> **Exercise instructions**
Please restate each entry that follows word for word.

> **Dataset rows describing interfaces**
- - -

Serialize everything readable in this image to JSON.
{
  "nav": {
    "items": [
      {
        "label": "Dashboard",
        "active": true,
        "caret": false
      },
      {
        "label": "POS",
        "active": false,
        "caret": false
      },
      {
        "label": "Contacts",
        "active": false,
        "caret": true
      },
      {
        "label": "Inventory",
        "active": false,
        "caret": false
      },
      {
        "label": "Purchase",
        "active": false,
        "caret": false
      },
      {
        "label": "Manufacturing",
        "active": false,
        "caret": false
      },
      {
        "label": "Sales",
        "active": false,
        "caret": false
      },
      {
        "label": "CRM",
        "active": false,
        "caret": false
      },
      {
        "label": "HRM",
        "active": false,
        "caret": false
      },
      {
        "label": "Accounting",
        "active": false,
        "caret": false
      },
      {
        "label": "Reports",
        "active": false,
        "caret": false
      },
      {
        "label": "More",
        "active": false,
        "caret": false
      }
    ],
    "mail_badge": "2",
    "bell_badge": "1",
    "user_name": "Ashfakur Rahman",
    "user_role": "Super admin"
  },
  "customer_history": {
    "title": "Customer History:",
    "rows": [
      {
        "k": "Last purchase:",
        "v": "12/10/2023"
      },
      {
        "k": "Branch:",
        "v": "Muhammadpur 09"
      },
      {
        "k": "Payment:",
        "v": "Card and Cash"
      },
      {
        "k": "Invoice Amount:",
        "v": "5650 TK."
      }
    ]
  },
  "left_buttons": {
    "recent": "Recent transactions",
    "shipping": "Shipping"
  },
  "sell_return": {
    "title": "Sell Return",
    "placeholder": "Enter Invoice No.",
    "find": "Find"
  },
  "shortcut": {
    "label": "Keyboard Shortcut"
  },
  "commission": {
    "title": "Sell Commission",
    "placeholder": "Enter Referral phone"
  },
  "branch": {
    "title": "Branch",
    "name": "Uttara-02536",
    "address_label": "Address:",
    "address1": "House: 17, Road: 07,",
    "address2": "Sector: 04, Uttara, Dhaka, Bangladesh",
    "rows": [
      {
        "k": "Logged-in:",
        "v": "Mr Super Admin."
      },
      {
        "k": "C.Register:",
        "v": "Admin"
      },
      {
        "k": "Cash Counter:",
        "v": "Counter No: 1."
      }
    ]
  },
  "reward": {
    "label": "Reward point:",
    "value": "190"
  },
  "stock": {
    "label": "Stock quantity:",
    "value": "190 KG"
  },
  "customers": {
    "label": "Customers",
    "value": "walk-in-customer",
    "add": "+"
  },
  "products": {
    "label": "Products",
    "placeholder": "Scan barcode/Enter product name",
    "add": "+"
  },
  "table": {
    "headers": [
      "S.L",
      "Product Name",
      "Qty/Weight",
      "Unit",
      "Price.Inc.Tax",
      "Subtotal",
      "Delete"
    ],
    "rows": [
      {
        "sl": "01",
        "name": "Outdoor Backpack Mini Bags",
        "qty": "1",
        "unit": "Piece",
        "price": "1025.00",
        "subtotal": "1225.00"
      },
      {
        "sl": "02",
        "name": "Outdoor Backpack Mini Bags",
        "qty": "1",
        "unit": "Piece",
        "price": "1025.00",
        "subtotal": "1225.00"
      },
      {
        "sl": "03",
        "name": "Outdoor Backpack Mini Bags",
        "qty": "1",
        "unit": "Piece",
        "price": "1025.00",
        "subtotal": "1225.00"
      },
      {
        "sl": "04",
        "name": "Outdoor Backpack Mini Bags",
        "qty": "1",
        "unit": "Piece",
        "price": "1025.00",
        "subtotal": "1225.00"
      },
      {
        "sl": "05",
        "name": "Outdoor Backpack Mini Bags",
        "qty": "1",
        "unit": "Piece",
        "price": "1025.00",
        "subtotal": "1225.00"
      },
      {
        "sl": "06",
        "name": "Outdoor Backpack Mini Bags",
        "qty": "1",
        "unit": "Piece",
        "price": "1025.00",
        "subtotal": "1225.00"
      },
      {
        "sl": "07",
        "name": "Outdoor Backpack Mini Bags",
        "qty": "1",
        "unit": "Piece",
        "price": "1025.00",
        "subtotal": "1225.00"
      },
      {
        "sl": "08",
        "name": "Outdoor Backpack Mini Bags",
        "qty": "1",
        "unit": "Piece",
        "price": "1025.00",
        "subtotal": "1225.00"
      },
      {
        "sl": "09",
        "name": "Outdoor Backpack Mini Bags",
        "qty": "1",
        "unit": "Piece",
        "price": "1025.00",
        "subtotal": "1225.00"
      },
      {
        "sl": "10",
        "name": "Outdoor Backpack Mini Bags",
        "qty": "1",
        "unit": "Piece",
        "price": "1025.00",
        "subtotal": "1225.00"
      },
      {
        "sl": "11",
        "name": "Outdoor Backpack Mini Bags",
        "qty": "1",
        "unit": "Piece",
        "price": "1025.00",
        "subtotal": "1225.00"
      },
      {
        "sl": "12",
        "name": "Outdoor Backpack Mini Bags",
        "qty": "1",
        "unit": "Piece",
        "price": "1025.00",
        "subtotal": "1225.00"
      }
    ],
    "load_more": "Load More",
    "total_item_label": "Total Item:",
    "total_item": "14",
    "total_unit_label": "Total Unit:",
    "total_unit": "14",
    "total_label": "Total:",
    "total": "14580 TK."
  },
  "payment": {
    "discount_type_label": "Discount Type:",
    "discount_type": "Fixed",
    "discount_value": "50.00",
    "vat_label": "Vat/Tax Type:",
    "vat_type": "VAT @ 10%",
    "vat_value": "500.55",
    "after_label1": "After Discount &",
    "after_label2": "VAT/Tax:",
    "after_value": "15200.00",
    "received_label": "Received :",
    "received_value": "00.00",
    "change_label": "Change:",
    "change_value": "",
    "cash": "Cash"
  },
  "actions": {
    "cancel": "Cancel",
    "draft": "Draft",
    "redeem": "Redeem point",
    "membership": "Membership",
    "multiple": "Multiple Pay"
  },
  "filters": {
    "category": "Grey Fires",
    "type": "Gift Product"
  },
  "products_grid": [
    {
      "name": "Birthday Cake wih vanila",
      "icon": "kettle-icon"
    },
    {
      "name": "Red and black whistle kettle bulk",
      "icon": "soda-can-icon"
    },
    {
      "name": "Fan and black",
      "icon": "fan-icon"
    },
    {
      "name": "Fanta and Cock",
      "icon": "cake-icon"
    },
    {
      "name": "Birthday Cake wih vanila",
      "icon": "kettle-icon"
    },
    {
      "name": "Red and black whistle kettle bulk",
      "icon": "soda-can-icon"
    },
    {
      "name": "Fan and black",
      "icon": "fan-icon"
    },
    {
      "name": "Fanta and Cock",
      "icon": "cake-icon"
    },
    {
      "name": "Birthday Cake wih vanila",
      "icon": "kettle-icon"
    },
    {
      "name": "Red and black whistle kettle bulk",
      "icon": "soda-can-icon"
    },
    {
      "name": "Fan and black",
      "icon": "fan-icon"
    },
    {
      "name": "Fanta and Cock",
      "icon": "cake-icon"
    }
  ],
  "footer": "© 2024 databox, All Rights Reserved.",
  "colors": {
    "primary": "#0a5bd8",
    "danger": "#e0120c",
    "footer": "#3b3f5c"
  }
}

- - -

> **Task result**
Serialize everything readable in this image to JSON.
{
  "nav": {
    "items": [
      {
        "label": "Dashboard",
        "active": true,
        "caret": false
      },
      {
        "label": "POS",
        "active": false,
        "caret": false
      },
      {
        "label": "Contacts",
        "active": false,
        "caret": true
      },
      {
        "label": "Inventory",
        "active": false,
        "caret": false
      },
      {
        "label": "Purchase",
        "active": false,
        "caret": false
      },
      {
        "label": "Manufacturing",
        "active": false,
        "caret": false
      },
      {
        "label": "Sales",
        "active": false,
        "caret": false
      },
      {
        "label": "CRM",
        "active": false,
        "caret": false
      },
      {
        "label": "HRM",
        "active": false,
        "caret": false
      },
      {
        "label": "Accounting",
        "active": false,
        "caret": false
      },
      {
        "label": "Reports",
        "active": false,
        "caret": false
      },
      {
        "label": "More",
        "active": false,
        "caret": false
      }
    ],
    "mail_badge": "2",
    "bell_badge": "1",
    "user_name": "Ashfakur Rahman",
    "user_role": "Super admin"
  },
  "customer_history": {
    "title": "Customer History:",
    "rows": [
      {
        "k": "Last purchase:",
        "v": "12/10/2023"
      },
      {
        "k": "Branch:",
        "v": "Muhammadpur 09"
      },
      {
        "k": "Payment:",
        "v": "Card and Cash"
      },
      {
        "k": "Invoice Amount:",
        "v": "5650 TK."
      }
    ]
  },
  "left_buttons": {
    "recent": "Recent transactions",
    "shipping": "Shipping"
  },
  "sell_return": {
    "title": "Sell Return",
    "placeholder": "Enter Invoice No.",
    "find": "Find"
  },
  "shortcut": {
    "label": "Keyboard Shortcut"
  },
  "commission": {
    "title": "Sell Commission",
    "placeholder": "Enter Referral phone"
  },
  "branch": {
    "title": "Branch",
    "name": "Uttara-02536",
    "address_label": "Address:",
    "address1": "House: 17, Road: 07,",
    "address2": "Sector: 04, Uttara, Dhaka, Bangladesh",
    "rows": [
      {
        "k": "Logged-in:",
        "v": "Mr Super Admin."
      },
      {
        "k": "C.Register:",
        "v": "Admin"
      },
      {
        "k": "Cash Counter:",
        "v": "Counter No: 1."
      }
    ]
  },
  "reward": {
    "label": "Reward point:",
    "value": "190"
  },
  "stock": {
    "label": "Stock quantity:",
    "value": "190 KG"
  },
  "customers": {
    "label": "Customers",
    "value": "walk-in-customer",
    "add": "+"
  },
  "products": {
    "label": "Products",
    "placeholder": "Scan barcode/Enter product name",
    "add": "+"
  },
  "table": {
    "headers": [
      "S.L",
      "Product Name",
      "Qty/Weight",
      "Unit",
      "Price.Inc.Tax",
      "Subtotal",
      "Delete"
    ],
    "rows": [
      {
        "sl": "01",
        "name": "Outdoor Backpack Mini Bags",
        "qty": "1",
        "unit": "Piece",
        "price": "1025.00",
        "subtotal": "1225.00"
      },
      {
        "sl": "02",
        "name": "Outdoor Backpack Mini Bags",
        "qty": "1",
        "unit": "Piece",
        "price": "1025.00",
        "subtotal": "1225.00"
      },
      {
        "sl": "03",
        "name": "Outdoor Backpack Mini Bags",
        "qty": "1",
        "unit": "Piece",
        "price": "1025.00",
        "subtotal": "1225.00"
      },
      {
        "sl": "04",
        "name": "Outdoor Backpack Mini Bags",
        "qty": "1",
        "unit": "Piece",
        "price": "1025.00",
        "subtotal": "1225.00"
      },
      {
        "sl": "05",
        "name": "Outdoor Backpack Mini Bags",
        "qty": "1",
        "unit": "Piece",
        "price": "1025.00",
        "subtotal": "1225.00"
      },
      {
        "sl": "06",
        "name": "Outdoor Backpack Mini Bags",
        "qty": "1",
        "unit": "Piece",
        "price": "1025.00",
        "subtotal": "1225.00"
      },
      {
        "sl": "07",
        "name": "Outdoor Backpack Mini Bags",
        "qty": "1",
        "unit": "Piece",
        "price": "1025.00",
        "subtotal": "1225.00"
      },
      {
        "sl": "08",
        "name": "Outdoor Backpack Mini Bags",
        "qty": "1",
        "unit": "Piece",
        "price": "1025.00",
        "subtotal": "1225.00"
      },
      {
        "sl": "09",
        "name": "Outdoor Backpack Mini Bags",
        "qty": "1",
        "unit": "Piece",
        "price": "1025.00",
        "subtotal": "1225.00"
      },
      {
        "sl": "10",
        "name": "Outdoor Backpack Mini Bags",
        "qty": "1",
        "unit": "Piece",
        "price": "1025.00",
        "subtotal": "1225.00"
      },
      {
        "sl": "11",
        "name": "Outdoor Backpack Mini Bags",
        "qty": "1",
        "unit": "Piece",
        "price": "1025.00",
        "subtotal": "1225.00"
      },
      {
        "sl": "12",
        "name": "Outdoor Backpack Mini Bags",
        "qty": "1",
        "unit": "Piece",
        "price": "1025.00",
        "subtotal": "1225.00"
      }
    ],
    "load_more": "Load More",
    "total_item_label": "Total Item:",
    "total_item": "14",
    "total_unit_label": "Total Unit:",
    "total_unit": "14",
    "total_label": "Total:",
    "total": "14580 TK."
  },
  "payment": {
    "discount_type_label": "Discount Type:",
    "discount_type": "Fixed",
    "discount_value": "50.00",
    "vat_label": "Vat/Tax Type:",
    "vat_type": "VAT @ 10%",
    "vat_value": "500.55",
    "after_label1": "After Discount &",
    "after_label2": "VAT/Tax:",
    "after_value": "15200.00",
    "received_label": "Received :",
    "received_value": "00.00",
    "change_label": "Change:",
    "change_value": "",
    "cash": "Cash"
  },
  "actions": {
    "cancel": "Cancel",
    "draft": "Draft",
    "redeem": "Redeem point",
    "membership": "Membership",
    "multiple": "Multiple Pay"
  },
  "filters": {
    "category": "Grey Fires",
    "type": "Gift Product"
  },
  "products_grid": [
    {
      "name": "Birthday Cake wih vanila",
      "icon": "kettle-icon"
    },
    {
      "name": "Red and black whistle kettle bulk",
      "icon": "soda-can-icon"
    },
    {
      "name": "Fan and black",
      "icon": "fan-icon"
    },
    {
      "name": "Fanta and Cock",
      "icon": "cake-icon"
    },
    {
      "name": "Birthday Cake wih vanila",
      "icon": "kettle-icon"
    },
    {
      "name": "Red and black whistle kettle bulk",
      "icon": "soda-can-icon"
    },
    {
      "name": "Fan and black",
      "icon": "fan-icon"
    },
    {
      "name": "Fanta and Cock",
      "icon": "cake-icon"
    },
    {
      "name": "Birthday Cake wih vanila",
      "icon": "kettle-icon"
    },
    {
      "name": "Red and black whistle kettle bulk",
      "icon": "soda-can-icon"
    },
    {
      "name": "Fan and black",
      "icon": "fan-icon"
    },
    {
      "name": "Fanta and Cock",
      "icon": "cake-icon"
    }
  ],
  "footer": "© 2024 databox, All Rights Reserved.",
  "colors": {
    "primary": "#0a5bd8",
    "danger": "#e0120c",
    "footer": "#3b3f5c"
  }
}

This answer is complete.